For his exhibition, Adrian Streich draws inspiration from Aldo Rossi’s città analoga (analogous city) from the 1960s in which built works and designs are lifted from their usual context and arranged in a new topographical landscape. In this case, four projects by different architects are transferred to the Architekturgalerie on Karl-Marx-Allee to create an imaginary place. While the presentation and comparison of different architectural references aims to provoke discussion, their topographical arrangement anchors them in reality. For Adrian Streich, this dehistoricizing process provides a basis for discussing issues that are central to the design of contemporary urban spaces. At the same time, the exhibition reflects the approach Adrian Streich generally takes in his work, which makes use of large urban models.
In homage to Aldo Rossi, Streich includes the latter’s Quartier Schützenstrasse (Berlin, 1997) in his imaginary urban space. Opposite this, Streich situates one of the Torri INA residential towers on Viale Etiopia (Rome, 1954) by Mario Ridolfi and Wolfgang Frankl. Both projects interpret the urban spaces typical of their location – closed and open – in a specific way: in Berlin as an idealistic reconstruction of a perimeter block, in Rome as a variant of the palazzina (compact apartment building). The Torri INA are a fundamental reference for Adrian Streich and inspired his design of the seven towers of the Werdwies housing development (Zurich, 2007) – his first major building project, which is also included in the show.

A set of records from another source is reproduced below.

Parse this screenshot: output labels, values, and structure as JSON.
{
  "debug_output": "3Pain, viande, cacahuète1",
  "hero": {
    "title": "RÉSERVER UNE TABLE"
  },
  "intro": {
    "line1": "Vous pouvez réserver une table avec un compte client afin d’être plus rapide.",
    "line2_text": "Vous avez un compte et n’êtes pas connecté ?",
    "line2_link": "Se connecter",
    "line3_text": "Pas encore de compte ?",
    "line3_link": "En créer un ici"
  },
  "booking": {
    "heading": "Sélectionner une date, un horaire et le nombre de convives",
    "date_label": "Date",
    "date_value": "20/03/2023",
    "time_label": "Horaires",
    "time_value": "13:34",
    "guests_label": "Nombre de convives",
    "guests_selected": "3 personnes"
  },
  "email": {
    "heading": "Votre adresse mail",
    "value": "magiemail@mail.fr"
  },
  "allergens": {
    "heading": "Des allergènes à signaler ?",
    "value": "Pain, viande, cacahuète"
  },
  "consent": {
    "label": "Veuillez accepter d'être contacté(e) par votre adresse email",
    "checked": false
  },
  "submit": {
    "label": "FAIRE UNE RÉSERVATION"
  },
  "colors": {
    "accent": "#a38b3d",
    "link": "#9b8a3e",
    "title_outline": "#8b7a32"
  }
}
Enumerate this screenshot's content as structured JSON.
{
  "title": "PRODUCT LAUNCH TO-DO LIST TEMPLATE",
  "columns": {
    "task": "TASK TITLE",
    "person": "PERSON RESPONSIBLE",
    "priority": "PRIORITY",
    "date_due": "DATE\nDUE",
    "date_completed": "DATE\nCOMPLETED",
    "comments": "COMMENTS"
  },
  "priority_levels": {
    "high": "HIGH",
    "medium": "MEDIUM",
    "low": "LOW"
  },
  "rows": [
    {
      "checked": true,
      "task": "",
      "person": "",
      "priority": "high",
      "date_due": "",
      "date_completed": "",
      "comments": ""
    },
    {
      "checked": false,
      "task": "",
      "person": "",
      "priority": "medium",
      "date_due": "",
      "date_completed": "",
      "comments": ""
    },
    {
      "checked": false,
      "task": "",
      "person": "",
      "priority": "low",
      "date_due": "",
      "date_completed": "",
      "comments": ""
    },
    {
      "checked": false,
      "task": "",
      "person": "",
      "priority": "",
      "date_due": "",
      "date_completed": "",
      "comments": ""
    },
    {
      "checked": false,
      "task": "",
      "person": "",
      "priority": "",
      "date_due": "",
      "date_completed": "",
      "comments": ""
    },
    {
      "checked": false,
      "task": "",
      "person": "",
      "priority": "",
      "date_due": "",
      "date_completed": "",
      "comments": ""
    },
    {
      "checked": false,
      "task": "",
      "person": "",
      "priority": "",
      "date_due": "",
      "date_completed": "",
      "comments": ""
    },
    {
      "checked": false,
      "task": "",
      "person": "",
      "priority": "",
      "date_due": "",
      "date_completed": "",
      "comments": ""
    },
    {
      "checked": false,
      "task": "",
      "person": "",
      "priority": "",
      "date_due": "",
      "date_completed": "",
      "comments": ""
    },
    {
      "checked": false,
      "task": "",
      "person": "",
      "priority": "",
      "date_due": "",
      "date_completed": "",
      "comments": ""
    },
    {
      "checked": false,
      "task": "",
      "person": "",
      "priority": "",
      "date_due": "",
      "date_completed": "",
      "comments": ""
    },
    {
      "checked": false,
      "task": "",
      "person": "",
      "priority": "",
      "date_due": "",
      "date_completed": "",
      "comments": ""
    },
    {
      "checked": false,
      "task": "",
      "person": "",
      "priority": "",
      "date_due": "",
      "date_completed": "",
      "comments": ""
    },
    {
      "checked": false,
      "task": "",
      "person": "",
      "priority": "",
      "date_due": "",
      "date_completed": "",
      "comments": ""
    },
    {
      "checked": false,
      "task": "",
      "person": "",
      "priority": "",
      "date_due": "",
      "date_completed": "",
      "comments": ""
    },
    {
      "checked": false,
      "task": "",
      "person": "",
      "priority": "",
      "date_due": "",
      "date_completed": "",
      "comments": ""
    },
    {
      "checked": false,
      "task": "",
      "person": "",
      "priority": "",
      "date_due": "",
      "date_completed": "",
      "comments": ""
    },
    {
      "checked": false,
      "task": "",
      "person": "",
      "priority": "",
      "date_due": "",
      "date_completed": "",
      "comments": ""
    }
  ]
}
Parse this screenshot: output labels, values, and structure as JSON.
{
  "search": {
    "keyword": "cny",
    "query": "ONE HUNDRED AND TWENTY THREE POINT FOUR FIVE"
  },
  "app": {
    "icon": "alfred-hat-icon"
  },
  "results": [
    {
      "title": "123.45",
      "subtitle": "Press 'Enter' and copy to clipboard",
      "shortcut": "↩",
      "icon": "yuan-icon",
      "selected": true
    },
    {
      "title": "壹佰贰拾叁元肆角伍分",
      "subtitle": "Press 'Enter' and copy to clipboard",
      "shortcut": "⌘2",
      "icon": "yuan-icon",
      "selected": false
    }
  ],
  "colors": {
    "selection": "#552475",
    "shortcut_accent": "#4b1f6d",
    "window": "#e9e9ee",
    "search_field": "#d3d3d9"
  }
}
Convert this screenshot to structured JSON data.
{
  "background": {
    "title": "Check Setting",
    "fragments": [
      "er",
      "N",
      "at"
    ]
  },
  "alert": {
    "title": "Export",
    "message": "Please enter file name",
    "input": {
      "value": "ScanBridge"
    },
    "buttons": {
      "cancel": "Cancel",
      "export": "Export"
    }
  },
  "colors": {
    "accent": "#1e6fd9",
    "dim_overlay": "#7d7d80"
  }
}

Meanwhile, a model of Streich’s Freihofstrasse apartment building (Zurich, currently under construction), with its 130-meter-long stretch of alternating brick and plaster facades, is juxtaposed with Rossi’s block on Schützenstrasse.
Adrian Streich founded his practice in Zurich in 1998 and today runs it together with Judith Elmiger, Tobias Lindenmann, Annemarie Stäheli, and Roman Brantschen. In particular, they have realized numerous residential buildings and schools, including the Werdwies housing complex (Zurich, 2007), the Kraftwerk1 Heizenholz housing complex (Zurich, 2011), the Letzibach subarea C housing complex (Zurich, 2015), the Zinzikon school building (Winterthur, 2015), and the Schauenberg school complex (Zurich, 2019). An extensive monograph of Adrian Streich’s work was published by Park Books in 2019.